Core stability refers to the ability to stabilize our spine and body during movement, in particular the bodily region bounded by the diaphragm, abdominal wall corset and the pelvic floor.
It is the action of these three groups of muscles that, when coordinated together, stabilize our spine and pelvis providing pain-free and fluid movement.
Upon inhalation our diaphragm drops down and out, compressing our abdominal contents and increasing intra-abdominal pressure. By increasing the intra-abdominal pressure, the act of breathing through movement helps to create stabilization for the spine and pelvis. For this reason it is just as important to co-ordinate our breathing with any lifting activity as it is to lift with proper biomechanics or posture.

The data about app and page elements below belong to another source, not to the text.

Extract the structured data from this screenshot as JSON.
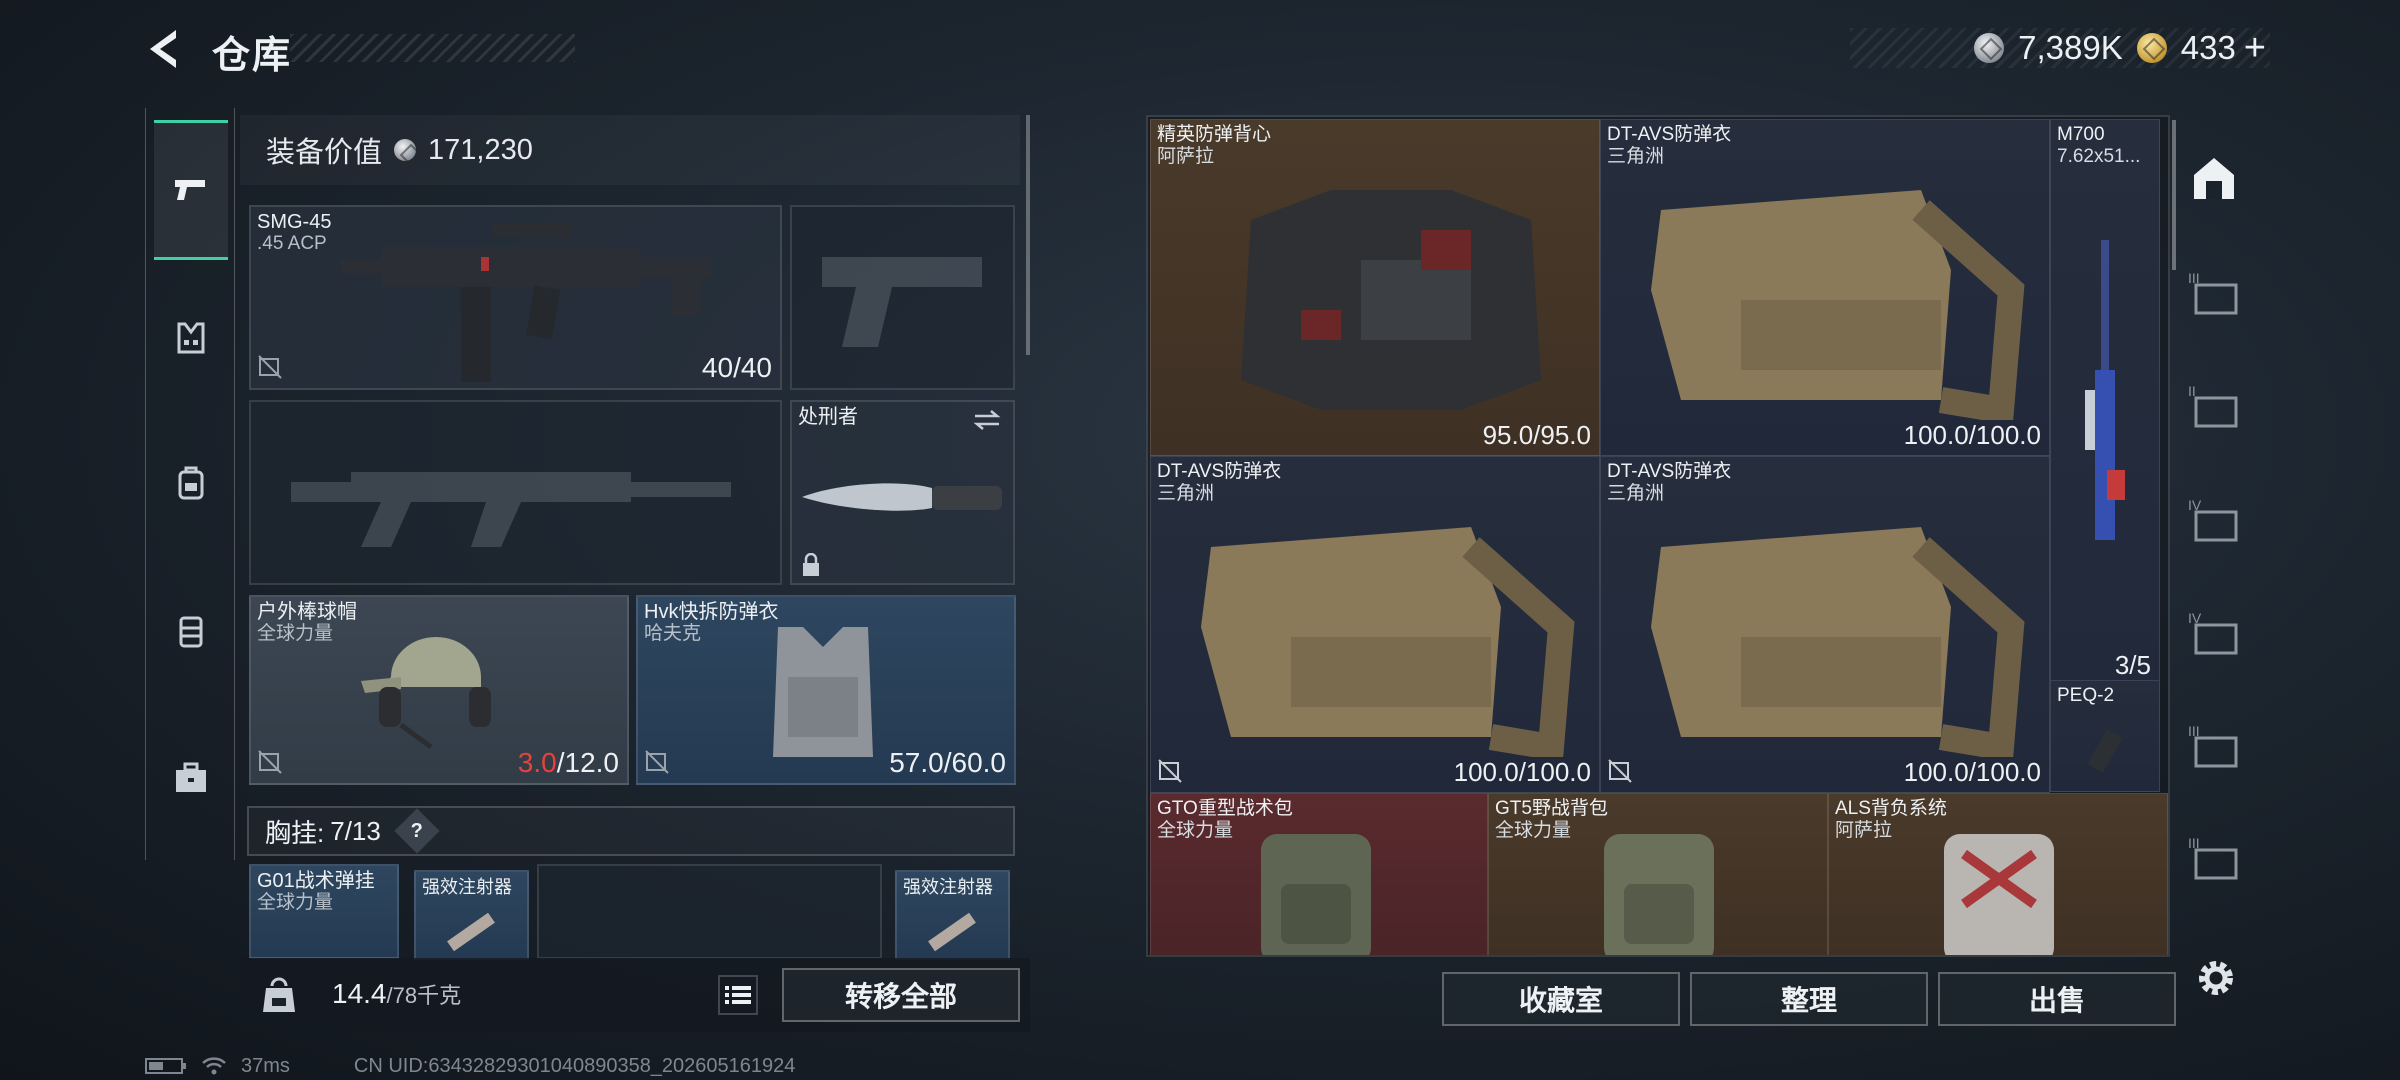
{
  "header": {
    "title": "仓库",
    "currency": [
      {
        "icon": "silver-coin-icon",
        "value": "7,389K"
      },
      {
        "icon": "gold-coin-icon",
        "value": "433",
        "plus": "+"
      }
    ]
  },
  "loadout": {
    "equip_value_label": "装备价值",
    "equip_value": "171,230",
    "weapon_primary": {
      "name": "SMG-45",
      "ammo": ".45 ACP",
      "durability": "40/40"
    },
    "melee": {
      "name": "处刑者"
    },
    "helmet": {
      "name": "户外棒球帽",
      "brand": "全球力量",
      "dur_current": "3.0",
      "dur_max": "/12.0"
    },
    "armor": {
      "name": "Hvk快拆防弹衣",
      "brand": "哈夫克",
      "durability": "57.0/60.0"
    },
    "chest_rig_label": "胸挂:",
    "chest_rig_count": "7/13",
    "chest_rig_help": "?",
    "rig_items": [
      {
        "name": "G01战术弹挂",
        "brand": "全球力量"
      },
      {
        "name": "强效注射器"
      },
      {
        "name": "强效注射器"
      }
    ],
    "weight": "14.4",
    "weight_max": "/78千克",
    "transfer_all": "转移全部"
  },
  "stash": {
    "items": [
      {
        "name": "精英防弹背心",
        "brand": "阿萨拉",
        "durability": "95.0/95.0"
      },
      {
        "name": "DT-AVS防弹衣",
        "brand": "三角洲",
        "durability": "100.0/100.0"
      },
      {
        "name": "M700",
        "ammo": "7.62x51...",
        "count": "3/5"
      },
      {
        "name": "DT-AVS防弹衣",
        "brand": "三角洲",
        "durability": "100.0/100.0"
      },
      {
        "name": "DT-AVS防弹衣",
        "brand": "三角洲",
        "durability": "100.0/100.0"
      },
      {
        "name": "PEQ-2"
      },
      {
        "name": "GTO重型战术包",
        "brand": "全球力量"
      },
      {
        "name": "GT5野战背包",
        "brand": "全球力量"
      },
      {
        "name": "ALS背负系统",
        "brand": "阿萨拉"
      }
    ],
    "buttons": {
      "collection": "收藏室",
      "sort": "整理",
      "sell": "出售"
    }
  },
  "sidebar_tiers": [
    "III",
    "II",
    "IV",
    "IV",
    "III",
    "III"
  ],
  "status": {
    "ping": "37ms",
    "uid": "CN UID:63432829301040890358_202605161924"
  },
  "colors": {
    "accent": "#3fd0a5",
    "durability_low": "#e8413c"
  }
}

The Abdominal Wall Corset
The abdominal wall corset consists of our transverses abdominus and the internal and external oblique muscles. Our transverses abdominus attaches to a fascial layer of connective tissue which further attaches to our spine. The fascial sheath is known as the thoraco-lumbar fascia which, when tensed upon contraction of our abdominal wall corset, provides further stability to our spine by counteracting compressive and shearing forces.
The Pelvic Floor
The pelvic floor, often referred to as our pelvic diaphragm, consists of a group of muscles that when contracted push up against our abdominal contents in reverse to the action of our diaphragm which pushes down.
This not only supports our internal organs such as our bladder and bowels, but also further creates an increase in intra-abdominal pressure which increases the stability of our spine.
Core Stability in Practice
An integrative model for optimizing core-stability training is achieved through coordinating breathing with abdominal wall contraction and pelvic floor contraction:
Our core never acts independently of any other movement. That is, whenever we move from one position to another or in order to lift or carry something, our core region automatically tenses to brace our spine. This ‘tensing’ is a good thing and is unconscious, which means that prior to even moving our limbs the musculature that protects our spine is called into action. This holds true even in those with chronic back. Recent studies have demonstrated that the difference with those who have back pain and those who do not is a micro-second delay. This delay is enough to cause pain and harm to structures that protect our back. The primary aim of core-stability training in the initial stages is to regain the proper timing and reduce the delay, thereby reducing pain and damage to the structures that hold our back in tact.
With increasing load and complex movements, degeneration to the spine can accelerate to the point where the body then chronically tenses other “non-core” muscles to limit the potentially dangerous movement. This tensing results in the body becoming too stiff to move through our full range. A properly trained core therefore allows the body to maintain optimal mobility as well.
The optimal use of our core musculature is also needed to transfer force and power from the ground across the body in any movement. Core stability is essential for maintaining a strong upright posture and for movements that require extra efforts such as lifting and carrying objects. Without core stability our back is vulnerable to these extra forces causing a potential increase in degeneration to structures holding our low back together.
A lack of core stability can result in chronic low back pain, poor posture and fatigue.
A proper core-stability routine integrates all three of these muscle groups and functions to ensure that our spine and pelvis are truly capable of protecting itself against external forces.
In Vancouver call (604) 568-1337 to book an appointment with a physiotherapist at Cross Roads Physiotherapy and Massage Therapy for your Core assessment and training needs .